**Work instructions**
Copy each line of the following material that has the string "JSON".
==== Data section ====
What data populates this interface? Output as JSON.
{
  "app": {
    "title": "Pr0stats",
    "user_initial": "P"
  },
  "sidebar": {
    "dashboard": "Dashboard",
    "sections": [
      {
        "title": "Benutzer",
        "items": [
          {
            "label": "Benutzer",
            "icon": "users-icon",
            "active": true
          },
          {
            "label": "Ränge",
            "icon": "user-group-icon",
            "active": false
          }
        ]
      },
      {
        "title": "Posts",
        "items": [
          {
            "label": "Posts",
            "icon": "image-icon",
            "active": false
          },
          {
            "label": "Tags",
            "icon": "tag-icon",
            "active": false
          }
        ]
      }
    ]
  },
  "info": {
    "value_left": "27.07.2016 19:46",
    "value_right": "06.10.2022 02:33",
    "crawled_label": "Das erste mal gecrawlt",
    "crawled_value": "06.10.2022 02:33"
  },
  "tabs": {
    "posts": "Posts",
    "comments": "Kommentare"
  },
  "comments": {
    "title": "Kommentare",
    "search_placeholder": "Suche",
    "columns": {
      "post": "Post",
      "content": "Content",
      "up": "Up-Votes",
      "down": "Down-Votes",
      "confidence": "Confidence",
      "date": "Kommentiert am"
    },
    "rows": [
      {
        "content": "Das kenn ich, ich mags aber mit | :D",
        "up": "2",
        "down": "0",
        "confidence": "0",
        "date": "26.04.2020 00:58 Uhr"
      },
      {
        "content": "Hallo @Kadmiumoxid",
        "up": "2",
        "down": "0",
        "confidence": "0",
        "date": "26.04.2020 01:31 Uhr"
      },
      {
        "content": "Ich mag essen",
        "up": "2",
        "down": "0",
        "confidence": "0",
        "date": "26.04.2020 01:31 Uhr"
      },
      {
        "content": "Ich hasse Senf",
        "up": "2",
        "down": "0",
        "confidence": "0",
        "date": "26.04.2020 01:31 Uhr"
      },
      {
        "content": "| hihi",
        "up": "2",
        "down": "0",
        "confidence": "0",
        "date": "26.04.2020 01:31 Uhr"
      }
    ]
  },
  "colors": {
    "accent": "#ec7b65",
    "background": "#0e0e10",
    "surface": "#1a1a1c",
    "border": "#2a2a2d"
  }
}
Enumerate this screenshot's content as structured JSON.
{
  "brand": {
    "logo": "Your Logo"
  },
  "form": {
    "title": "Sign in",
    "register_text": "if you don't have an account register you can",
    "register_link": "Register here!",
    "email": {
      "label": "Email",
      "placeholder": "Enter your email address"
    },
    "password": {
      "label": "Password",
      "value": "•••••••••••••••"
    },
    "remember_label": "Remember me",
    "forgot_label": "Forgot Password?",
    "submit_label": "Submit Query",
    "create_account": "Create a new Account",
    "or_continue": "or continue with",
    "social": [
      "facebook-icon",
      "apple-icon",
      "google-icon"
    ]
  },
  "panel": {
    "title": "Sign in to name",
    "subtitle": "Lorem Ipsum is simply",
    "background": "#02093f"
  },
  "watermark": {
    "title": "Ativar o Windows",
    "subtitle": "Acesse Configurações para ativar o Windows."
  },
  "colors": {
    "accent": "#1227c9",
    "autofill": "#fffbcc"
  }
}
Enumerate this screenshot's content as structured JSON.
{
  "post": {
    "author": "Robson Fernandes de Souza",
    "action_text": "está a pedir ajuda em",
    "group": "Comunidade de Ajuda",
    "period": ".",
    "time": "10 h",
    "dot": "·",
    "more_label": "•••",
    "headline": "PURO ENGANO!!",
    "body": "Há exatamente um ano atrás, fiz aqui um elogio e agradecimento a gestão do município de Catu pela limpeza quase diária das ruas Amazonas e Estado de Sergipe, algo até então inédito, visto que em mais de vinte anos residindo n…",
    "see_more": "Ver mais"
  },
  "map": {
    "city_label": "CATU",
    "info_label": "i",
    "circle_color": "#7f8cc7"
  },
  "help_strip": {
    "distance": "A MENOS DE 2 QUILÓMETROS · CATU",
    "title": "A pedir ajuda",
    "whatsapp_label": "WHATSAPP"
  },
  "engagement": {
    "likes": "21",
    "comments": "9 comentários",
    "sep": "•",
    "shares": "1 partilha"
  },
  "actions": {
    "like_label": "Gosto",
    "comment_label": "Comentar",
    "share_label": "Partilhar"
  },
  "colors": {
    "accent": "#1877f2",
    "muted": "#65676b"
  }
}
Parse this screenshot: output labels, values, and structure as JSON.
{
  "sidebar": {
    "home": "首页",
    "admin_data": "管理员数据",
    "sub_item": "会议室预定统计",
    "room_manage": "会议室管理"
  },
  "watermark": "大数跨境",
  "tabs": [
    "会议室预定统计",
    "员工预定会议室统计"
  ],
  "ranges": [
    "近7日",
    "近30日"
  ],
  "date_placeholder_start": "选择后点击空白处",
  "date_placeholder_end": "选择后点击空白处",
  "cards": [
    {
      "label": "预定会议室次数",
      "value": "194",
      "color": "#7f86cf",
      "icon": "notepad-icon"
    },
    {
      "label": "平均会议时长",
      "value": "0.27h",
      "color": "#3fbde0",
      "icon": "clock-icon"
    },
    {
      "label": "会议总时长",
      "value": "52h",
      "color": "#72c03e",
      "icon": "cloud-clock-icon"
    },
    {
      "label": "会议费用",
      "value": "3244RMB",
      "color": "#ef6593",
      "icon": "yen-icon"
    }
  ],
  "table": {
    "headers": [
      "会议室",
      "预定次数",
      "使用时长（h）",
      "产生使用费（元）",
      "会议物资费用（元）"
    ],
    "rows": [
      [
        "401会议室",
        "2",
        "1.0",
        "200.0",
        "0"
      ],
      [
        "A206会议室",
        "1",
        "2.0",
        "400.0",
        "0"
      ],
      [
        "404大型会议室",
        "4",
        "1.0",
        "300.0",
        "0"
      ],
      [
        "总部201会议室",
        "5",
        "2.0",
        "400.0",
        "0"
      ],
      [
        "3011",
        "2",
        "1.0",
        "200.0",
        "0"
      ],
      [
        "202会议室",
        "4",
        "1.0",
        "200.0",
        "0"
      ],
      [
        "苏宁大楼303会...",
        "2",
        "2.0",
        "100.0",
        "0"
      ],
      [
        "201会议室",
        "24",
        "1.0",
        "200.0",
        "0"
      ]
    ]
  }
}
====
**Task result**
What data populates this interface? Output as JSON.
Enumerate this screenshot's content as structured JSON.
Enumerate this screenshot's content as structured JSON.
Parse this screenshot: output labels, values, and structure as JSON.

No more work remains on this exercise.